It appears that one of the most frequent mistakes is an automatic deference by lawyers and the courts to the ‘mid-range’ of the guidelines without much consideration for the factors which support the low and high range of the calculations. The writers of the RUG are clear that “the mid-point is NOT some kind of “norm”, with the rest of the range only to be used in unusual circumstances” The tendency to default to the mid range should be avoided. They go on to say,
"If anything, in the basic formula cases for low to middle-income spouses, there should be a tendency for spousal support to push up into the mid-to-high end of the SSAG range, given the significant compensatory claims with children, the needs in the home of the primary care parent and the constraints of ability to pay upon the range. A simple default to the mid-point likely leaves many of these recipients under-compensated. There may be good reasons to locate in the mid-to-lower end of the SSAG in some of these cases, notably the specifics of ability to pay for lower income payors in individual cases, but these need to be articulated. The dynamics of location with the range will be different where there is only one child or spouses with higher incomes."
From a review of the case law, the following factors may favour a support award at the higher end of the range:
The recipient has a strong compensatory claim (eg. recipient moved/gave up employment for payor’s benefit; recipient funded payor’s education/training; recipient sacrificed employment opportunities because of child care).
The recipient has limited income.
The recipient has limited earning capacity.
The recipient has compelling needs and standard of living.
The recipient is older.
The recipient will be undertaking retraining or education in the immediate future which is aimed at promoting self-sufficiency.
The recipient has primary care of very young children, several children and/or special needs children (ie. age, number and needs of the children can restrict the custodial parent’s ability to work).
The marriage is long term.
The marriage is short with young children and a stay-at-home custodial parent.
There is no property to be divided.
The recipient is carrying significant family debts (but not severe enough to fall within debt payment exception).
The following factors may support an award at the lower end of the range:
The recipient has a weak compensatory claim.
The payor has limited income.
The payor has limited earning capacity/ability to pay.
The recipient does not have significant needs (eg. recipient has solid employment/income; recipient has reduced living expenses (ie. subsidized housing; mortgage free matrimonial home; shared housing costs)).
The recipient has remarried/repartnered.
The payor has significant needs.
The recipient is younger.
There is an unequal division of property in favour of the recipient.
The recipient holds sizeable exempt or excluded assets after division of property.
The payor is carrying significant family debts (but not severe enough to fall within debt payment exception).
In the case of a traditional marriage, the payor has costs associated with going to work, in contrast to the non-working recipient.
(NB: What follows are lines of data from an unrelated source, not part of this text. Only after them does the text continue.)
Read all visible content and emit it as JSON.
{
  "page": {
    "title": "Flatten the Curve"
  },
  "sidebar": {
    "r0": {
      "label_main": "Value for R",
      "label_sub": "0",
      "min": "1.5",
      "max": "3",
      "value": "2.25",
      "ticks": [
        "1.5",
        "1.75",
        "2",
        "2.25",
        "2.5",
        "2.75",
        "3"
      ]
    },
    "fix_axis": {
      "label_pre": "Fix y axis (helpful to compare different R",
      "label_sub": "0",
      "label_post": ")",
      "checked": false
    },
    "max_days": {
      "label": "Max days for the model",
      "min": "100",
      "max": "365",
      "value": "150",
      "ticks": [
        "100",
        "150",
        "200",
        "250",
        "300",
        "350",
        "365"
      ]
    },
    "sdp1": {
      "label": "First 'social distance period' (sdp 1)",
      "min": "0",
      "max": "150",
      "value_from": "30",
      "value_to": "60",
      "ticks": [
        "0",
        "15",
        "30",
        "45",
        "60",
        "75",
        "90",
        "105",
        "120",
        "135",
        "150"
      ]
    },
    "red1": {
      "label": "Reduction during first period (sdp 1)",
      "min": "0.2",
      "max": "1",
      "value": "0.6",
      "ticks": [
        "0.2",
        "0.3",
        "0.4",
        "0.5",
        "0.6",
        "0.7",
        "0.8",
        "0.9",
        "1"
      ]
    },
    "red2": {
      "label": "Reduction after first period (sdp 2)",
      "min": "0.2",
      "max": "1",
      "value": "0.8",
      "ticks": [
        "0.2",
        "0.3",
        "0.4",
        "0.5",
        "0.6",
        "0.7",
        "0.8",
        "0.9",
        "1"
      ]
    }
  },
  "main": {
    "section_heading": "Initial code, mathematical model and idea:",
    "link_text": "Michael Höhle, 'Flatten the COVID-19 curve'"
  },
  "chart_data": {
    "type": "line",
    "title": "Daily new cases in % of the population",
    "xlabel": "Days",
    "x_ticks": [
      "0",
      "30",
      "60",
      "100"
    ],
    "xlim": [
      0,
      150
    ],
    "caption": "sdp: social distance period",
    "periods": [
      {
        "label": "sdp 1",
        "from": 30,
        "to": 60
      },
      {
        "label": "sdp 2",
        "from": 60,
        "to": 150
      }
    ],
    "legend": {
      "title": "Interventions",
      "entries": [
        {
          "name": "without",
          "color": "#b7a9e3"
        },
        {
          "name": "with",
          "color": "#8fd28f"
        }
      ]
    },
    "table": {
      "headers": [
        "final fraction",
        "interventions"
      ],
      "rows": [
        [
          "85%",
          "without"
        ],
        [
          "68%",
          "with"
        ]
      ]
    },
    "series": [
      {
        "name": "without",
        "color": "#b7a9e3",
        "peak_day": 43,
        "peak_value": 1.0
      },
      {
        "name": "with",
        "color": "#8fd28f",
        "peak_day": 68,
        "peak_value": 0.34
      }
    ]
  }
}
An incentive for the recipient to make greater efforts towards self-sufficiency is needed (although imputing income can also address this factor).
There are local and regional differences (eg. Atlantic provinces).
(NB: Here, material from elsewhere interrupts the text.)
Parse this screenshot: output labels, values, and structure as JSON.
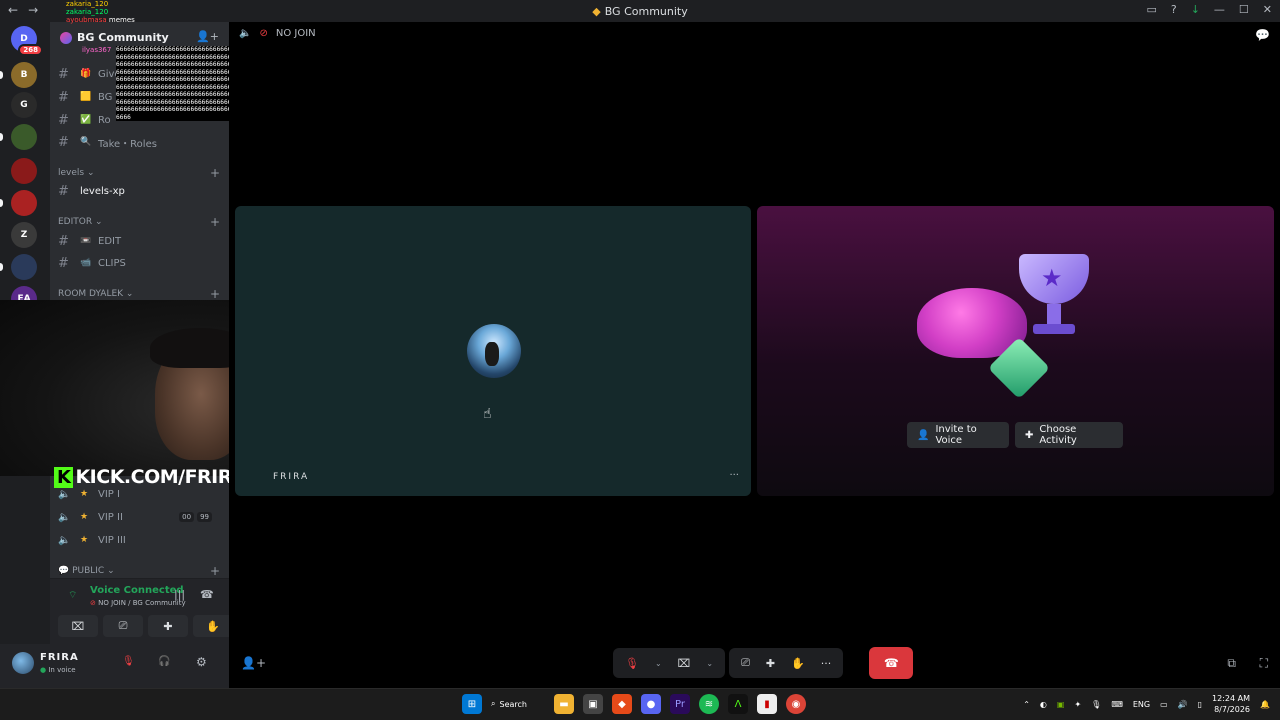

The payor has significant direct access costs (especially important when the payor is at the lower end of the income spectrum).
The payor makes mandatory deductions for pension contributions (especially important when the payor is at the lower end of the income spectrum).